**Task item:** Within the material below, how many lines carry the word "List"? State only the number.

**Given records:**
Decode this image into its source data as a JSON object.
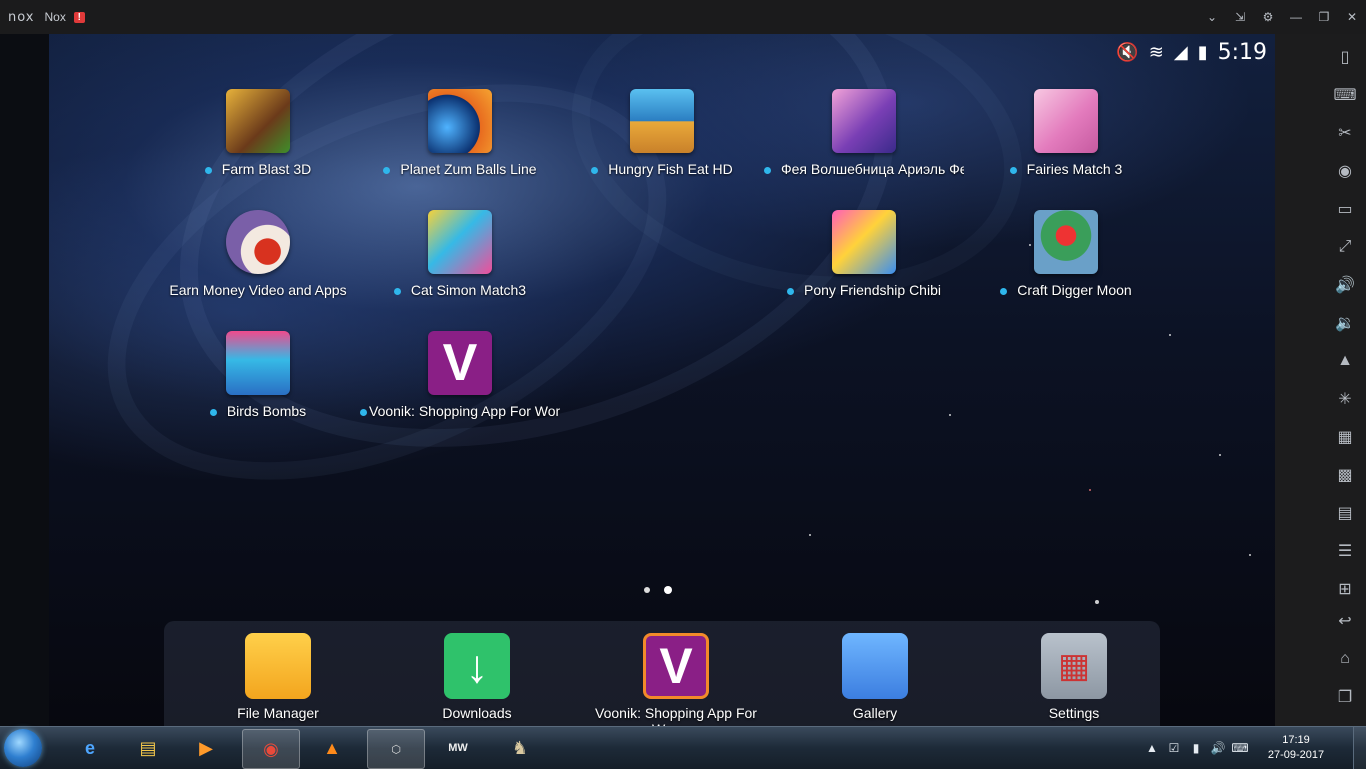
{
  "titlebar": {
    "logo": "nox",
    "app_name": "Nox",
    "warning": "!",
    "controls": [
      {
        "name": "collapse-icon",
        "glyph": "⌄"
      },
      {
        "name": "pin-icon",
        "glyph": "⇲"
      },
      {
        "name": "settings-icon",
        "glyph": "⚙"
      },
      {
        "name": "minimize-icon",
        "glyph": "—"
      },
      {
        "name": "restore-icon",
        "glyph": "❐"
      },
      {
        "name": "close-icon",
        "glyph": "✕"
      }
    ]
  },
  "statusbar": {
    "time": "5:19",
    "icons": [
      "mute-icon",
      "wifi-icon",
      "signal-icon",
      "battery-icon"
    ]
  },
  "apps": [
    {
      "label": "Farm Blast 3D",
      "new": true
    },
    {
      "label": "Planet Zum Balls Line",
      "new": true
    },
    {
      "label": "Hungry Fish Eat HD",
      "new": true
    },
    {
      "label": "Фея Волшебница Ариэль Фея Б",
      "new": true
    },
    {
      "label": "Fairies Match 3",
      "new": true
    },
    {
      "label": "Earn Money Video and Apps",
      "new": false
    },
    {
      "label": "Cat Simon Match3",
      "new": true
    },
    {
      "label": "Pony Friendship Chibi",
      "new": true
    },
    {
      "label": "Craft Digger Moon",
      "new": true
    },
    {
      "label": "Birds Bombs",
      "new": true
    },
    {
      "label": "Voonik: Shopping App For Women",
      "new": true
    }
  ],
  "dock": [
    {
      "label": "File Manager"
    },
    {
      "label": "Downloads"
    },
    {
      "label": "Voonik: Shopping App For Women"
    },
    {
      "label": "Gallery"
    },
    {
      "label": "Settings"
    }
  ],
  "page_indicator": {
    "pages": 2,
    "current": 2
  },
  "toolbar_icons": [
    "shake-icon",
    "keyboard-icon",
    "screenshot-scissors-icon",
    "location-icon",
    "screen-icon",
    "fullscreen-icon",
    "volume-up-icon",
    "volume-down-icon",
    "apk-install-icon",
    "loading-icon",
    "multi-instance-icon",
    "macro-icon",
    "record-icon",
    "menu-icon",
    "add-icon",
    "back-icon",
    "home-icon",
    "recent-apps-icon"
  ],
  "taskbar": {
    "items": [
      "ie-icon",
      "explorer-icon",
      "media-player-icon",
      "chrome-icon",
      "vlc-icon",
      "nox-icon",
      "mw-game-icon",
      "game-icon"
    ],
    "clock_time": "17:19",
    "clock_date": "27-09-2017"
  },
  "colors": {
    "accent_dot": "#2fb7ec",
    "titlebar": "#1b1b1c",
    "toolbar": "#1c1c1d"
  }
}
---
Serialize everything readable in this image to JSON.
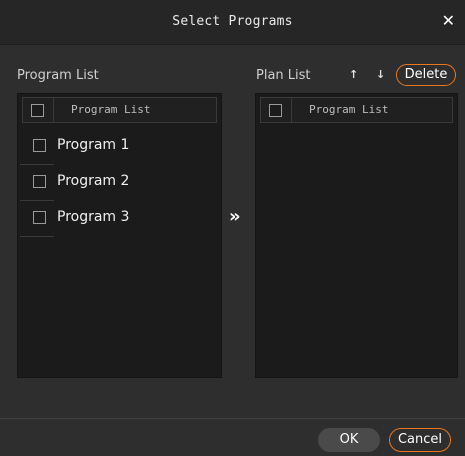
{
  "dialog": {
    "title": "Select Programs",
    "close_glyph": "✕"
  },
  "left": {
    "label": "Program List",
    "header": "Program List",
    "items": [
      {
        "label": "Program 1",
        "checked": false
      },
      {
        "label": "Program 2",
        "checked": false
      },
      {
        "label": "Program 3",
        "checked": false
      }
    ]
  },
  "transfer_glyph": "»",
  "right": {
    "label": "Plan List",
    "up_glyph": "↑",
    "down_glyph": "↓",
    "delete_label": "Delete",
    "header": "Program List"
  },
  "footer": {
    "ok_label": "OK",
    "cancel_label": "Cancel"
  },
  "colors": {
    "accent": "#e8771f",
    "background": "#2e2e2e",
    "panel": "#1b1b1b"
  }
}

**Result of the exercise:** 4